soldiers braved your dark forests.
Boots can still be heard.

South of a small town
silent cemetary waits.
Everyone goes home.

Monday, October 02, 2006

Hooray for books!

If you have read my blog before, you know I am a believer in synchronicity. Synchronicity happens. Sometimes, I think things, and they happen. I am not psychic, just intuitive. It freaks my husband out. I have learned to live with it. And, for me, it’s an after-the-fact kind of thing. Like today’s prompt at onedeepbreath.blogspot.com It’s books! Books! I had a book weekend and was thinking how I needed to write about it!

Hooray for books! My favorite obsession. I finally, finally visited my favorite used book store this weekend. On the way there, just as we were about to turn left, I spotted on the right a huge white tent, 20 long tables, filled with books! A little country library having a book sale! Oh the joy! Oh the books! Bags and boxes of books! My plan is to make a series of linking haiku just using the titles. Ah, well. Did I mention the kindergartener and the one-year-old?

Here are my haiku about the one thing competing with cats and fish for space in my house…

Books seem to find me.
Clever titles, bold covers.
I am never lost.

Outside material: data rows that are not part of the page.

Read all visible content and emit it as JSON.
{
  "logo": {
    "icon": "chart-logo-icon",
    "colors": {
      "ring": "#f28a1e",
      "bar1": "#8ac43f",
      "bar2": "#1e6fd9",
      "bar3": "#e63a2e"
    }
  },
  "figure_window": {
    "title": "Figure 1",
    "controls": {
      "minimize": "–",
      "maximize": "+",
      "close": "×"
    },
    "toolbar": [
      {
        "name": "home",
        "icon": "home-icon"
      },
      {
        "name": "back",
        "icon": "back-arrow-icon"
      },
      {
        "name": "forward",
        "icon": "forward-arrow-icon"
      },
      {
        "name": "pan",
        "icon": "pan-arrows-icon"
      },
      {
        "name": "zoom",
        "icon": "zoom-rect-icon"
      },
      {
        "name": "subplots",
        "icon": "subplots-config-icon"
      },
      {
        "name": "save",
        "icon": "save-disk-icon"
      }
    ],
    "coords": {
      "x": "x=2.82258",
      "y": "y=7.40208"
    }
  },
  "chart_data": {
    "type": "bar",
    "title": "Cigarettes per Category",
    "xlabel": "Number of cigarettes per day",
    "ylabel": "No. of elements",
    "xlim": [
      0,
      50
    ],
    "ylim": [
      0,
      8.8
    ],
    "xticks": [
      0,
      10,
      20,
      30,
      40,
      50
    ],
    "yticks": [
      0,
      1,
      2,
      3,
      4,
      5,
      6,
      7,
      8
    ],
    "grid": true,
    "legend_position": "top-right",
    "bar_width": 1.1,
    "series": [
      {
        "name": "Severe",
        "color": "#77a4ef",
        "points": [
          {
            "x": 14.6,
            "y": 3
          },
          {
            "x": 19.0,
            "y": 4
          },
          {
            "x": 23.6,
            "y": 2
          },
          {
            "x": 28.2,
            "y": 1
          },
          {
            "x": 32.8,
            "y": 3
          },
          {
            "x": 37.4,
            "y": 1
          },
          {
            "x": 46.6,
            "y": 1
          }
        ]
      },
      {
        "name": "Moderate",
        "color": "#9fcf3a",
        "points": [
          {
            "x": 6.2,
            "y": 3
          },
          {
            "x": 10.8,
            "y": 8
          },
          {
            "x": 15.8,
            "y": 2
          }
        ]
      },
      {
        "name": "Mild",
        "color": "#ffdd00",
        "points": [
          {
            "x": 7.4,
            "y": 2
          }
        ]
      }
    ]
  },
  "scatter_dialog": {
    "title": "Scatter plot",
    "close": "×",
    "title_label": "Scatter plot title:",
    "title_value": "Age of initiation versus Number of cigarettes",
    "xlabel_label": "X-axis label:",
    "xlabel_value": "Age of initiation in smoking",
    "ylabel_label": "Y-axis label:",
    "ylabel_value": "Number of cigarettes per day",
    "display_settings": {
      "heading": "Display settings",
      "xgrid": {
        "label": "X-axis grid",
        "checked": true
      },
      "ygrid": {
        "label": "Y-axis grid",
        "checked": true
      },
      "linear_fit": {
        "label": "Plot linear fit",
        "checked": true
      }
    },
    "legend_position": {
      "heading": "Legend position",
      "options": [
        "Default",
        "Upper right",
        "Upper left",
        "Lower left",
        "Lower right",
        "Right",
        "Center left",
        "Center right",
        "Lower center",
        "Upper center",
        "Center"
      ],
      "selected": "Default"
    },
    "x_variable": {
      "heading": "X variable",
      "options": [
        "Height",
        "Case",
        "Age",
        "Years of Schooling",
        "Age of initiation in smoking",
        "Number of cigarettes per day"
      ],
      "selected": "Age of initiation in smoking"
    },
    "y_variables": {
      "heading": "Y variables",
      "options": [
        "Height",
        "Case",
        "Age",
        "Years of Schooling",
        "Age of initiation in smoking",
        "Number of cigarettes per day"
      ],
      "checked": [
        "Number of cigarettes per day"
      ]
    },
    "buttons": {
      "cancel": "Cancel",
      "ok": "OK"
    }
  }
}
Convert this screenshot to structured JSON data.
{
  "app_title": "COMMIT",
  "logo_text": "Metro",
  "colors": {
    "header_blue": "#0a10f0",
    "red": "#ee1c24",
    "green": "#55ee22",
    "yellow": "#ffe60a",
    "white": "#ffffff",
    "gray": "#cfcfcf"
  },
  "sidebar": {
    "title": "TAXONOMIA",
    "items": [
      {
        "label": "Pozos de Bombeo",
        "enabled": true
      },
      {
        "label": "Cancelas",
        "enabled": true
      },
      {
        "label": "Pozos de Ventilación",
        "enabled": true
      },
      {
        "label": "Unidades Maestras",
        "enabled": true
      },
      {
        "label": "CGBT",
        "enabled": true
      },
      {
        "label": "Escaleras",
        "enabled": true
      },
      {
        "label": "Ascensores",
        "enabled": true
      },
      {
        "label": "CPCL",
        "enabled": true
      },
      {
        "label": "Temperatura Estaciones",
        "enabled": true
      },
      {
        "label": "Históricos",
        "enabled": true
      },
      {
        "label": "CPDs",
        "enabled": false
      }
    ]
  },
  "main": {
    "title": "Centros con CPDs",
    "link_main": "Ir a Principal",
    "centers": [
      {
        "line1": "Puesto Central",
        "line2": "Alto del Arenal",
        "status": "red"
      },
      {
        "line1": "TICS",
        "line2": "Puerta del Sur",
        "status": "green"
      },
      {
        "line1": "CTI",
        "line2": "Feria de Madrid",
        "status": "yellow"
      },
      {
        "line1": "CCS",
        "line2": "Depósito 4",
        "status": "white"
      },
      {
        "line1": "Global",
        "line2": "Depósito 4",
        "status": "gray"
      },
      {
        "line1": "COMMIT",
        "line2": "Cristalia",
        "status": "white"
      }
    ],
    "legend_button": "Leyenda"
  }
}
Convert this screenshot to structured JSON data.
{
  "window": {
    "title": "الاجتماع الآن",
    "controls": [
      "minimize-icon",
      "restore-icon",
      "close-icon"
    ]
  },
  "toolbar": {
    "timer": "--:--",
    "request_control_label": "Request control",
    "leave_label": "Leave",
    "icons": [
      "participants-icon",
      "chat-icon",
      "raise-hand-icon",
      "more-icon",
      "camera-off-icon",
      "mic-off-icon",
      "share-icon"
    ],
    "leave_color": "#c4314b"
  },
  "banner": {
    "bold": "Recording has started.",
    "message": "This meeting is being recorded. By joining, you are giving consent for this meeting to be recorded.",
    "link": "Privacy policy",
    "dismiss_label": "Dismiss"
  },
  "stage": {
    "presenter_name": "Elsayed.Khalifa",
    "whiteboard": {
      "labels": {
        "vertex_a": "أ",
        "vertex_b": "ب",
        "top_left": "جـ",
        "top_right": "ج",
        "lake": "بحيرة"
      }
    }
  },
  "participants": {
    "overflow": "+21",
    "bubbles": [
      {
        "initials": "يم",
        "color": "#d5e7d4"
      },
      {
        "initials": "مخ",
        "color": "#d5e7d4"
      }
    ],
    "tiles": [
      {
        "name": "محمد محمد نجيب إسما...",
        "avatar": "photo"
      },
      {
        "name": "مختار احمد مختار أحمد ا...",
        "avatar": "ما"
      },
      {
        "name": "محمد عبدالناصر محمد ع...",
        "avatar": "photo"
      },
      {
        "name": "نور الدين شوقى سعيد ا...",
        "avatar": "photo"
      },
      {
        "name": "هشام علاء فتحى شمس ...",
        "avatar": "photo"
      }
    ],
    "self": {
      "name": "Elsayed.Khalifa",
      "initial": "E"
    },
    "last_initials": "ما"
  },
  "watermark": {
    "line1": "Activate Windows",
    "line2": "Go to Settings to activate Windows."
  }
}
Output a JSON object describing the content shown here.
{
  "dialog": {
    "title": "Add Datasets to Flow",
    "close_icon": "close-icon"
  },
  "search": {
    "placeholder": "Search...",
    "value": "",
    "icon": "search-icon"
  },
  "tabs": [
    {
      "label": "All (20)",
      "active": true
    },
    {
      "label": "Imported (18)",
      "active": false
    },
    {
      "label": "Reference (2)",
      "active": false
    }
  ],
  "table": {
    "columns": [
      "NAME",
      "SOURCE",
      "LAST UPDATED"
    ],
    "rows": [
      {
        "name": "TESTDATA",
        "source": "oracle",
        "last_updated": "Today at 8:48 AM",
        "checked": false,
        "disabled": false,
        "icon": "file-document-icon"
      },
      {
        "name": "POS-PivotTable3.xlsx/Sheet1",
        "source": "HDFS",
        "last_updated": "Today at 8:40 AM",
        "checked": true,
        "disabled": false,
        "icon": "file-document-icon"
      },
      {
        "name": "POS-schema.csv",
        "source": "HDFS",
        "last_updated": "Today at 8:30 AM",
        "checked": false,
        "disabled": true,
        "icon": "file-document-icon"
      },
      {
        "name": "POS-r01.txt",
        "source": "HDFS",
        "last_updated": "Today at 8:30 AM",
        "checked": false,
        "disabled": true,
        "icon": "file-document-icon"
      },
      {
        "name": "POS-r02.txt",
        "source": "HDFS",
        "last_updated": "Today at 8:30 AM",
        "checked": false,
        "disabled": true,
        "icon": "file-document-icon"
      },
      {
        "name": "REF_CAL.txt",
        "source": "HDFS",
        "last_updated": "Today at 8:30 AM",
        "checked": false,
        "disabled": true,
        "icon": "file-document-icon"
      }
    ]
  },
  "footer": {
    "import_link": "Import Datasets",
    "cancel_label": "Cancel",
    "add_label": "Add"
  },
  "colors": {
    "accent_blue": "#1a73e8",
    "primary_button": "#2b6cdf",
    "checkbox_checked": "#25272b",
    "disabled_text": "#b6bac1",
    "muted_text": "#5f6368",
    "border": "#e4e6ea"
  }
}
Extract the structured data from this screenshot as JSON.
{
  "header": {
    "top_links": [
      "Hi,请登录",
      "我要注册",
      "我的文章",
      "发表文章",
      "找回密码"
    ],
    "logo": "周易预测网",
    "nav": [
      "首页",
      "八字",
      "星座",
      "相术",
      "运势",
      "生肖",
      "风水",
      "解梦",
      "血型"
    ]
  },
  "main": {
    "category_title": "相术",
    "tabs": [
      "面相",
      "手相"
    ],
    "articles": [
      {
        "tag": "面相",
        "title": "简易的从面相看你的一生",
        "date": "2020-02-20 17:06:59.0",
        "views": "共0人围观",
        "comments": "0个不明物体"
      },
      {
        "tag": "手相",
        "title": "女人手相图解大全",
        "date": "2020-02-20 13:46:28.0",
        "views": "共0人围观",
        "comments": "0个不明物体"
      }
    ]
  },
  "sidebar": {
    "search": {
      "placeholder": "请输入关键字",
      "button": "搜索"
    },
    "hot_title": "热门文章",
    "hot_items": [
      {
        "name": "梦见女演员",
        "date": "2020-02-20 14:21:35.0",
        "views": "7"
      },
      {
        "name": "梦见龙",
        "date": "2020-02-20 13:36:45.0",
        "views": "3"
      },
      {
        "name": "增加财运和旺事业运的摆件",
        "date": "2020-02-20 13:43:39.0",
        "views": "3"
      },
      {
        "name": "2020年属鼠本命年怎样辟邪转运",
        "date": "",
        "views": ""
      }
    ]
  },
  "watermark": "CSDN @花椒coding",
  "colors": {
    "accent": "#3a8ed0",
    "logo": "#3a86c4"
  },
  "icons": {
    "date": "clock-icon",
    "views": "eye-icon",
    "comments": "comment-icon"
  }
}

It’s gone beyond books
scent of ink, cool, glossed covers.
Haven’t read in weeks.

Box holds twenty-odd
garage sale bag breaks at ten.
Never enough books.

Daily siren song
smooth straight spines, bending the truth.
Just who owns who here?

Hungry chickadee
pulling smooth books from full shelves
fed on words alone.